The rule of thirds is a simple and effective way to produce aesthetically pleasing pictures, and once you start putting it into practice, you'll begin noticing it being used in paintings, billboards,  and even television. The rule of thirds may turn out to be the most powerful tool in your camera bag.

Multi-point vs Single Point AF

Today's cameras provide fast, reliable, auto focus systems (AF). Most modern cameras are now equipped with multi-point AF sensors that do a great job provide quick high-speed tracking for our subjects. As great as the technology is, it can't read your mind. Even the most advance auto focus system cannot determine your photographic intentions. With subjects at various distances from the camera, a multi-point AF system will often focus on the nearest reliable target. Undoubtedly there will be times the cameras auto focus will focus on the wrong subject, giving you less than desirable results.

Instead of relying on your cameras auto focus to make decisions for you. Why not break away from the point-and-shoot approach, and tell the camera exactly where you want the focus.

Most cameras today, that offer multi-point AF, allow you to manually select which focus point to use to ensure focus on your intended subject, and give your photos the results you want.

I recommend setting your camera to use a single focus point. In my opinion, using the method of Focus and Compose, is the most effective method of getting accurate shots.

To use this method, simply set your cameras AF to only use the center focus point. The rest is strictly technique. When taking a picture, position the camera's center AF point directly on the subject you wish to be focused on, then activate your cameras AF Lock by pressing the shutter button down halfway. Once your cameras signals you a focus lock, (usually a audio beep or the center AF point in the view finder will light up). Continue to hold the shutter down halfway, then recompose your shot.

We've all seen those fantastic portraits were the models eyes just draw you in. In these type of portrait shots, we generally want to focus on the eyes. This effect can rarely be achieved in a point-and-shoot mode with multi-point AF.

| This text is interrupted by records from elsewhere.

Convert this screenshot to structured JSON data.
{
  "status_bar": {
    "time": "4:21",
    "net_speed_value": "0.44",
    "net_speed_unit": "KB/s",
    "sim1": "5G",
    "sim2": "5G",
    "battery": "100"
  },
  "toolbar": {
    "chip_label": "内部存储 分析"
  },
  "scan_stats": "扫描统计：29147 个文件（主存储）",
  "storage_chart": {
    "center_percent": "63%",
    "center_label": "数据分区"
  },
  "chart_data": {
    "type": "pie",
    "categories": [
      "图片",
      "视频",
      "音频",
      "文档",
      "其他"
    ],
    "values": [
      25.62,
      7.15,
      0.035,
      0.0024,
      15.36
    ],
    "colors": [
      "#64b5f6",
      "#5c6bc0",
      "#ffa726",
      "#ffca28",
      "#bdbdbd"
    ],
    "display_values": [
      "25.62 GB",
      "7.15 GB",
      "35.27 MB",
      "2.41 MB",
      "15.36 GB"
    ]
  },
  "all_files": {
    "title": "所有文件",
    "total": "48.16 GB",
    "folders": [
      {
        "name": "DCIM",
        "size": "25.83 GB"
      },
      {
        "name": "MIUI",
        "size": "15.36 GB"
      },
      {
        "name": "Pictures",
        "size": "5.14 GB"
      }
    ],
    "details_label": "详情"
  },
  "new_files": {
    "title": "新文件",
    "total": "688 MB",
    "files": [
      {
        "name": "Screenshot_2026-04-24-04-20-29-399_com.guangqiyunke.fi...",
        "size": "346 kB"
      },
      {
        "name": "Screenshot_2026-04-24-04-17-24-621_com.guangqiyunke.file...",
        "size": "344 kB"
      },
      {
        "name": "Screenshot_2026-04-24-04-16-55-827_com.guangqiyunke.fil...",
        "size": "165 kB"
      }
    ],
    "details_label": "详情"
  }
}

Using the Focus and Recompose Method, we simply place the center AF point directly on the subjects eyes, lock the focus, and recompose, once composed, take the shot.

This will take some practice, but the results are well worth it.